THE Housing and Local Government Ministry could table amendments to the Local Government Act 1976 next year to reinstate Local Government Elections.
There is much expectation that local councillors will be elected again. Since 1965, Malaysians have been denied of their third vote to elect their local representatives.
There are 154 local authorities in Malaysia and the effectiveness of these councils varies. But at some point they have all been open to abuse of power and mismanagement.
It is likely that local elections will be introduced in stages.
Problems with the local councils include the lack of action over draft amendments to the Petaling Jaya Local Plan’s land status despite findings by a Select Committee on Competency, Accountability and Transparency. The Kuala Lumpur Draft Plan was only gazetted last year after 10 years and cost RM30 million.
The decision-making process in local governments need to be restructured to empower its officers to check and balance decisions in the councils from being made by only one person or a few heads of departments.
If this power structure is not addressed, then having local elections for councillors will be meaningless and would have to include the election of mayors and council heads.
When it comes to development plans, there tends to be less consultation and the process seems to be more authoritative. A local authority cannot function effectively if it does not engage with its citizens. Even councillors find it hard to question development projects. For example, calls by MBPJ councillors to review the decision over the development of a plot of land along Lorong Sultan was reported to have led to a walkout as the then mayor had refused to allow a vote on the decision.
Introduce a standard procedure for all local councils so that there is always a platform for residents to question city council leaders. The consultation with residents including with residents associations and Rukun Tetangga must be more than just a practice but a constant in the process of approving development plans.
In the 21st century, there are better ways of engaging the community including the use of online surveys, town hall discussions, focus groups and panels. This would enable local councils to do research and gather analyses on the problems that need to be solved. It ensures that city council officials would be able to cast a broad net to ensure that their plans are representative of the interests of the community as a whole.
Technology allows the use of live data instead of historic data which enables local governments to capture the moment as it happens and make relevant decisions to improve services. Digital platforms such as mobile applications and social media for example make it easier for the community to submit responses.
The Petaling Jaya City Council recently introduced a mobile app that allows users to file complains, make payments, apply for permits and other services. This is a good start and should be expanded to gather responses on development projects and plans such as the redevelopment of the Petaling Jaya Old Town Market.
Collecting data for the sake of it is useless and does not advance any cause.
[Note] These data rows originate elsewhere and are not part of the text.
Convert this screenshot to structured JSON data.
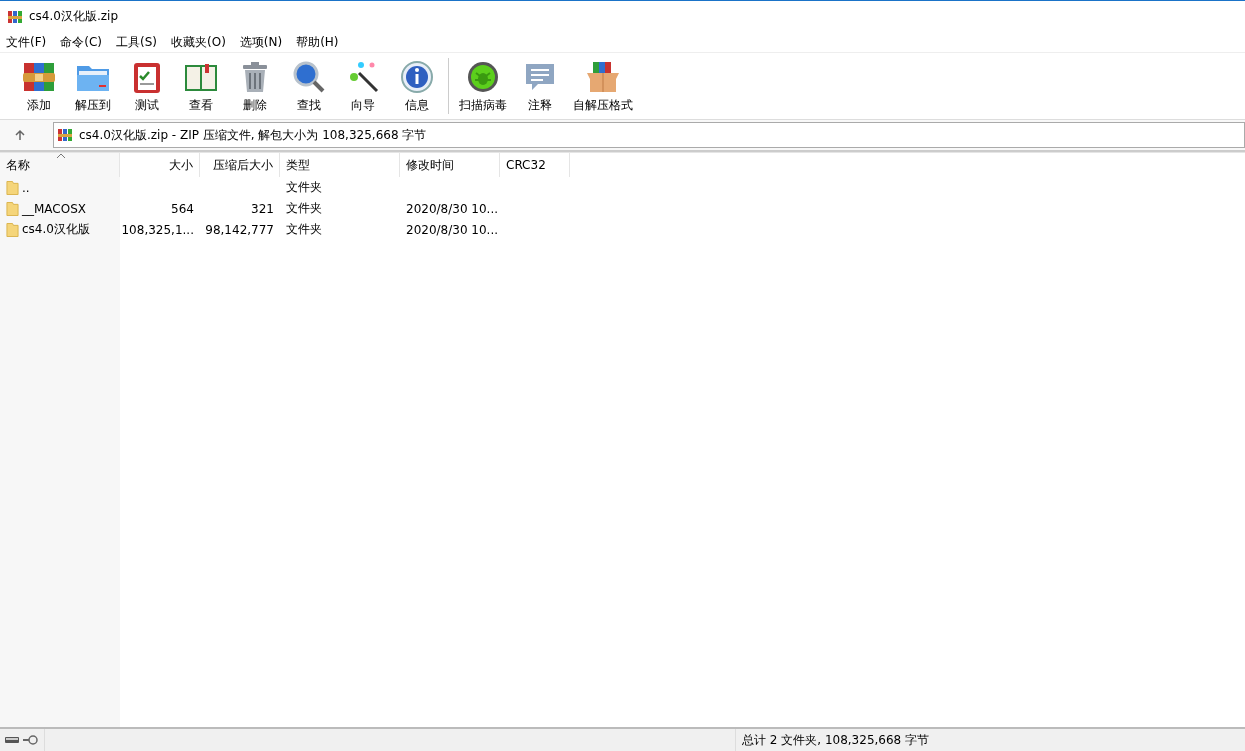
{
  "window": {
    "title": "cs4.0汉化版.zip"
  },
  "menu": [
    "文件(F)",
    "命令(C)",
    "工具(S)",
    "收藏夹(O)",
    "选项(N)",
    "帮助(H)"
  ],
  "toolbar": {
    "groups": [
      [
        {
          "label": "添加"
        },
        {
          "label": "解压到"
        },
        {
          "label": "测试"
        },
        {
          "label": "查看"
        },
        {
          "label": "删除"
        },
        {
          "label": "查找"
        },
        {
          "label": "向导"
        },
        {
          "label": "信息"
        }
      ],
      [
        {
          "label": "扫描病毒"
        },
        {
          "label": "注释"
        },
        {
          "label": "自解压格式"
        }
      ]
    ]
  },
  "address": {
    "text": "cs4.0汉化版.zip - ZIP 压缩文件, 解包大小为 108,325,668 字节"
  },
  "table": {
    "columns": [
      {
        "label": "名称",
        "sorted": true
      },
      {
        "label": "大小",
        "sorted": false
      },
      {
        "label": "压缩后大小",
        "sorted": false
      },
      {
        "label": "类型",
        "sorted": false
      },
      {
        "label": "修改时间",
        "sorted": false
      },
      {
        "label": "CRC32",
        "sorted": false
      }
    ],
    "rows": [
      {
        "cells": [
          "..",
          "",
          "",
          "文件夹",
          "",
          ""
        ]
      },
      {
        "cells": [
          "__MACOSX",
          "564",
          "321",
          "文件夹",
          "2020/8/30 10...",
          ""
        ]
      },
      {
        "cells": [
          "cs4.0汉化版",
          "108,325,1...",
          "98,142,777",
          "文件夹",
          "2020/8/30 10...",
          ""
        ]
      }
    ]
  },
  "status_bar": {
    "text": "总计 2 文件夹, 108,325,668 字节"
  }
}
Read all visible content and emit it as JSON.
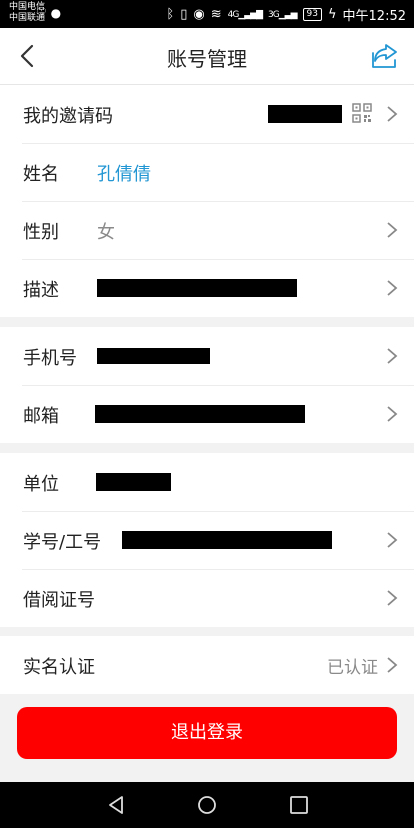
{
  "status_bar": {
    "carrier_1": "中国电信",
    "carrier_2": "中国联通",
    "network_tag": "4G",
    "network_tag_2": "3G",
    "battery": "93",
    "time": "中午12:52"
  },
  "header": {
    "title": "账号管理"
  },
  "sections": {
    "s1": {
      "invite_code": {
        "label": "我的邀请码"
      },
      "name": {
        "label": "姓名",
        "value": "孔倩倩"
      },
      "gender": {
        "label": "性别",
        "value": "女"
      },
      "description": {
        "label": "描述"
      }
    },
    "s2": {
      "phone": {
        "label": "手机号"
      },
      "email": {
        "label": "邮箱"
      }
    },
    "s3": {
      "unit": {
        "label": "单位"
      },
      "student_id": {
        "label": "学号/工号"
      },
      "library_card": {
        "label": "借阅证号"
      }
    },
    "s4": {
      "real_name": {
        "label": "实名认证",
        "status": "已认证"
      }
    }
  },
  "logout_button": {
    "label": "退出登录"
  },
  "colors": {
    "accent_blue": "#2196d3",
    "logout_red": "#ff0000",
    "redaction": "#000000"
  },
  "icons": [
    "back-arrow-icon",
    "share-icon",
    "qr-code-icon",
    "chevron-right-icon",
    "nav-back-icon",
    "nav-home-icon",
    "nav-recents-icon"
  ]
}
Not every complaint is useful and analysing the result of the data that is collected must be done effectively. The New York City Council for example employs data scientists to sort out the data and work with department heads to introduce policies.
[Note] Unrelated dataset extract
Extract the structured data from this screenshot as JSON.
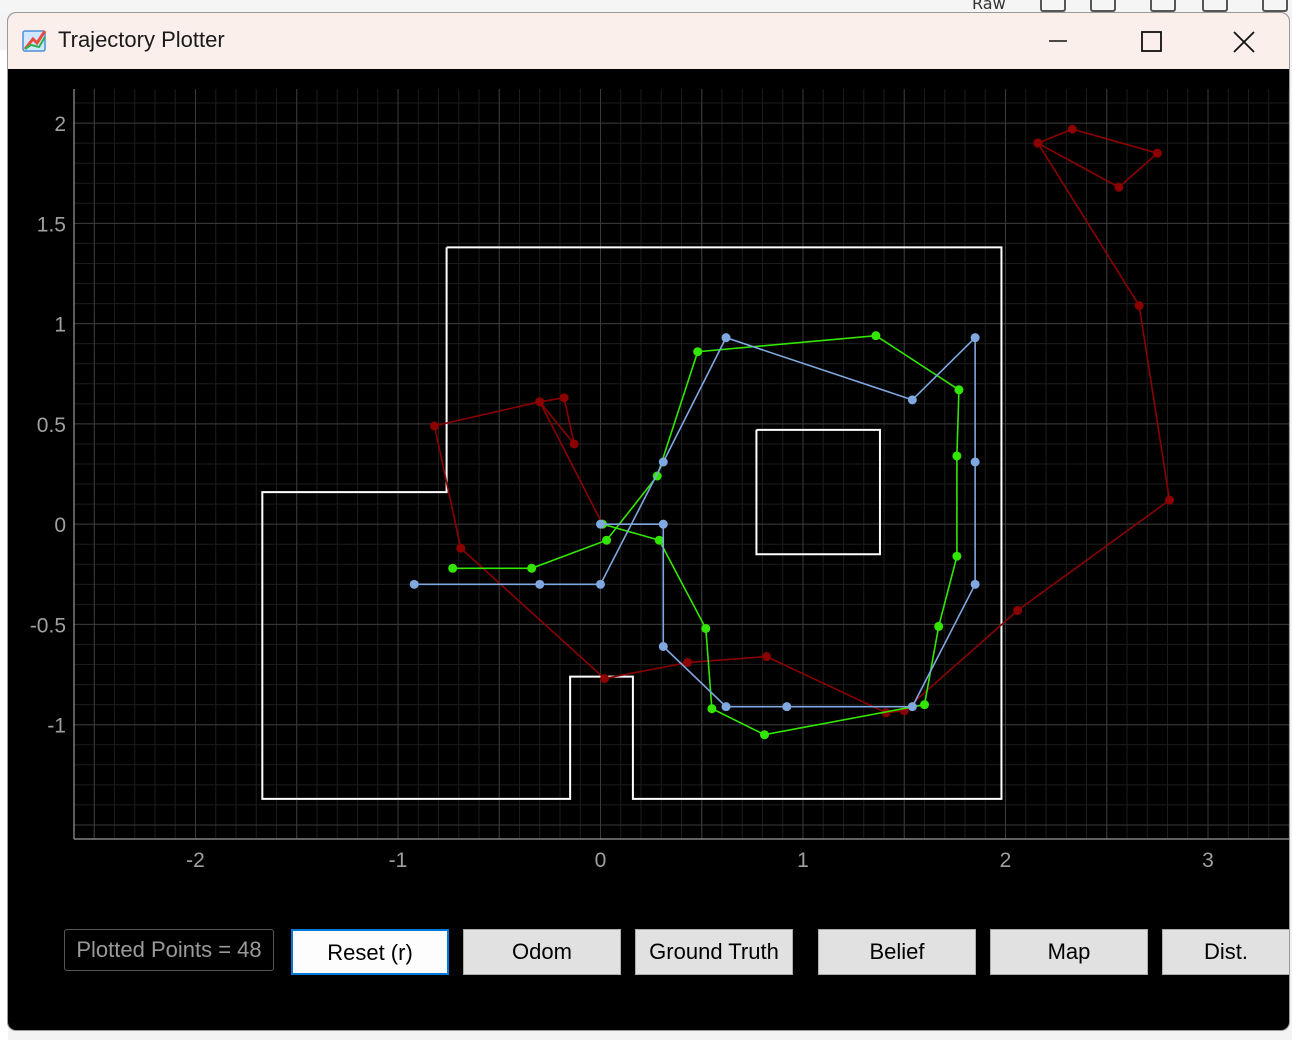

It is important that as we digitise local government. Its officials must be able to understand and become invested in the changes. One of the biggest problems with the introduction of tools that focus on data analysis is that not everyone, especially those closest to the problem, is comfortable with the idea of using data.
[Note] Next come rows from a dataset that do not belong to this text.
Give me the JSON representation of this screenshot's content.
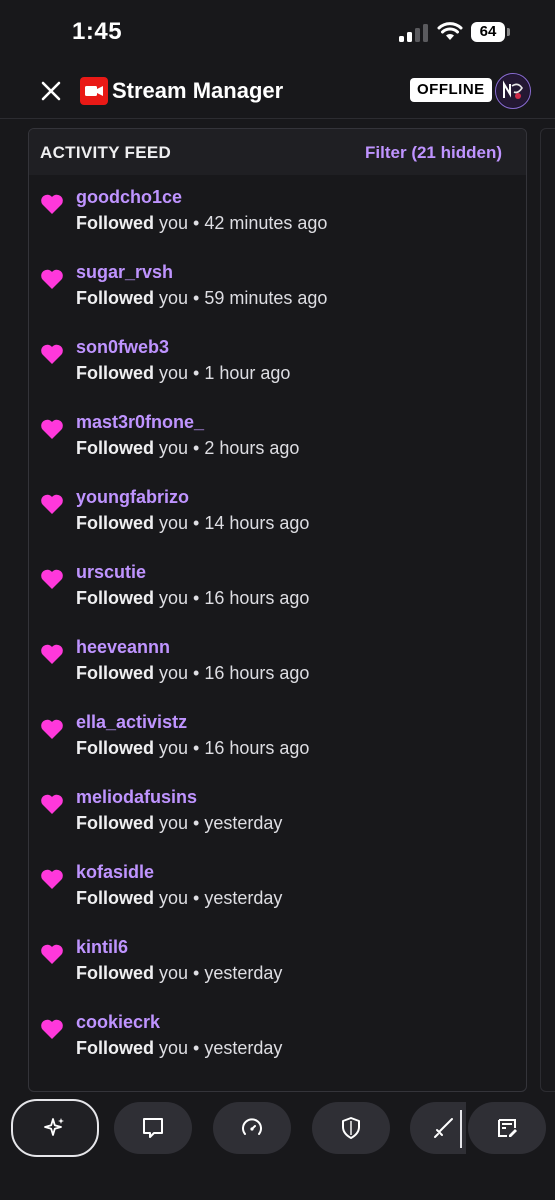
{
  "status_bar": {
    "time": "1:45",
    "battery": "64"
  },
  "header": {
    "title": "Stream Manager",
    "status_badge": "OFFLINE"
  },
  "activity_feed": {
    "title": "ACTIVITY FEED",
    "filter_label": "Filter (21 hidden)",
    "items": [
      {
        "user": "goodcho1ce",
        "action": "Followed",
        "rest": " you • 42 minutes ago"
      },
      {
        "user": "sugar_rvsh",
        "action": "Followed",
        "rest": " you • 59 minutes ago"
      },
      {
        "user": "son0fweb3",
        "action": "Followed",
        "rest": " you • 1 hour ago"
      },
      {
        "user": "mast3r0fnone_",
        "action": "Followed",
        "rest": " you • 2 hours ago"
      },
      {
        "user": "youngfabrizo",
        "action": "Followed",
        "rest": " you • 14 hours ago"
      },
      {
        "user": "urscutie",
        "action": "Followed",
        "rest": " you • 16 hours ago"
      },
      {
        "user": "heeveannn",
        "action": "Followed",
        "rest": " you • 16 hours ago"
      },
      {
        "user": "ella_activistz",
        "action": "Followed",
        "rest": " you • 16 hours ago"
      },
      {
        "user": "meliodafusins",
        "action": "Followed",
        "rest": " you • yesterday"
      },
      {
        "user": "kofasidle",
        "action": "Followed",
        "rest": " you • yesterday"
      },
      {
        "user": "kintil6",
        "action": "Followed",
        "rest": " you • yesterday"
      },
      {
        "user": "cookiecrk",
        "action": "Followed",
        "rest": " you • yesterday"
      }
    ]
  },
  "toolbar": {
    "buttons": [
      {
        "icon": "sparkle-icon",
        "active": true
      },
      {
        "icon": "chat-icon",
        "active": false
      },
      {
        "icon": "speedometer-icon",
        "active": false
      },
      {
        "icon": "shield-icon",
        "active": false
      },
      {
        "icon": "sword-icon",
        "active": false
      },
      {
        "icon": "edit-board-icon",
        "active": false
      }
    ]
  },
  "colors": {
    "accent": "#bf94ff",
    "heart": "#ff38db",
    "background": "#18181b",
    "logo_red": "#e91916"
  }
}
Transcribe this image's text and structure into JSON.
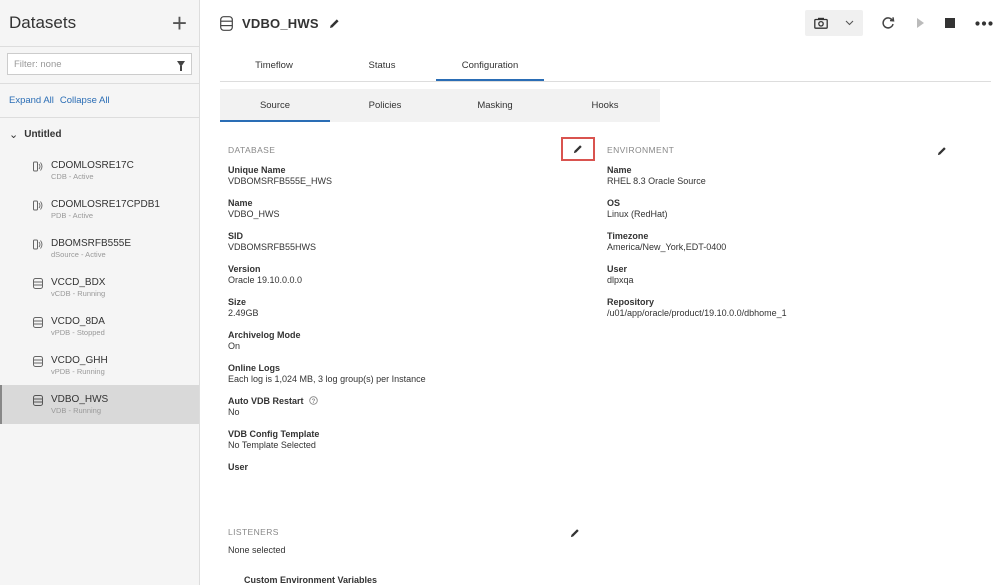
{
  "sidebar": {
    "title": "Datasets",
    "filter_placeholder": "Filter: none",
    "expand_all": "Expand All",
    "collapse_all": "Collapse All",
    "group": "Untitled",
    "items": [
      {
        "name": "CDOMLOSRE17C",
        "status": "CDB - Active",
        "icon": "cdb-icon"
      },
      {
        "name": "CDOMLOSRE17CPDB1",
        "status": "PDB - Active",
        "icon": "cdb-icon"
      },
      {
        "name": "DBOMSRFB555E",
        "status": "dSource - Active",
        "icon": "cdb-icon"
      },
      {
        "name": "VCCD_BDX",
        "status": "vCDB - Running",
        "icon": "database-icon"
      },
      {
        "name": "VCDO_8DA",
        "status": "vPDB - Stopped",
        "icon": "database-icon"
      },
      {
        "name": "VCDO_GHH",
        "status": "vPDB - Running",
        "icon": "database-icon"
      },
      {
        "name": "VDBO_HWS",
        "status": "VDB - Running",
        "icon": "database-icon"
      }
    ]
  },
  "header": {
    "title": "VDBO_HWS"
  },
  "tabs": [
    "Timeflow",
    "Status",
    "Configuration"
  ],
  "subtabs": [
    "Source",
    "Policies",
    "Masking",
    "Hooks"
  ],
  "database": {
    "heading": "DATABASE",
    "fields": [
      {
        "label": "Unique Name",
        "value": "VDBOMSRFB555E_HWS"
      },
      {
        "label": "Name",
        "value": "VDBO_HWS"
      },
      {
        "label": "SID",
        "value": "VDBOMSRFB55HWS"
      },
      {
        "label": "Version",
        "value": "Oracle 19.10.0.0.0"
      },
      {
        "label": "Size",
        "value": "2.49GB"
      },
      {
        "label": "Archivelog Mode",
        "value": "On"
      },
      {
        "label": "Online Logs",
        "value": "Each log is 1,024 MB, 3 log group(s) per Instance"
      },
      {
        "label": "Auto VDB Restart",
        "value": "No"
      },
      {
        "label": "VDB Config Template",
        "value": "No Template Selected"
      },
      {
        "label": "User",
        "value": ""
      }
    ]
  },
  "environment": {
    "heading": "ENVIRONMENT",
    "fields": [
      {
        "label": "Name",
        "value": "RHEL 8.3 Oracle Source"
      },
      {
        "label": "OS",
        "value": "Linux (RedHat)"
      },
      {
        "label": "Timezone",
        "value": "America/New_York,EDT-0400"
      },
      {
        "label": "User",
        "value": "dlpxqa"
      },
      {
        "label": "Repository",
        "value": "/u01/app/oracle/product/19.10.0.0/dbhome_1"
      }
    ]
  },
  "listeners": {
    "heading": "LISTENERS",
    "value": "None selected"
  },
  "custom_env": {
    "heading": "Custom Environment Variables"
  },
  "colors": {
    "accent": "#2a6db5",
    "highlight": "#d9534f"
  }
}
Solving this can sometimes mean a complete cultural shift within the organisation as the use of new technology to replace olds ways of doing things can be hard. This is where leadership comes into play.
Even the more advanced city councils are known to have different departments with varying levels of efficiency, openness to innovation and commitment to solutions.
The Ministry of Housing and Local Government can introduce training centres for local government officials on how to administer the local governments. With the exception of Kuala Lumpur City Hall Training Institute, there is no training institution for local governments. Training should also focus on how to address the issue of departments working in silos.
Due to the influence of political parties over local council appointments, it may be hard for some councillors to work alongside state assemblymen and MPs.
Other agencies like the police, fire department, and welfare department do have to work together. The reduction of crime in an area is not just about increasing police patrols but includes having more streetlights, community centres for youth, etc.
Perhaps the next best step is to initiate a consultative process with the residents. There is no point in diverting resources to solve problems that aren’t there.
The district of Freiburg in Germany is a famous green city with a record of having only 428 vehicles per 1,000 residents and over 400km of cycle paths. Land use and transport plans are developed simultaneously and are fully integrated. However development was introduced only after consultation with the residents. Their latest land use plan was developed with input from 900 citizens, 19 nearby municipalities and 12 special purpose governments in the region. With this process, residents were not only backing the development plans but they also had a say on what they wanted from these development.
Another good example is the Roca Programme introduced in Baltimore in 2018 to tackle crime. The mayor worked with local advocates and business leaders to reach out and build relationships with juvenile kids in the city to better understand their behaviour. This allowed the city to introduce community services with the help of other agencies for at-risk individuals.
In contrast, Petaling Jaya was named as one of the winners of the UN Educational, Scientific and Cultural Organisation’s Learning City Award earlier this year for making significant strides to improve accessibility to public learning spaces and in providing free bus services which double up as information disseminators, through the use of its screens. This prestigious award is something to be proud of but are these improvements effective in promoting education in communities with high concentration of B40 residents like Taman Medan.
If we only search for simple solutions we will become a nation that only demands immediate answers to problems we encounter.
While we await a more accountable system with the introduction of local elections, it is clear the transformation of local governments must include engagement with the community, the use of technology and be data-driven.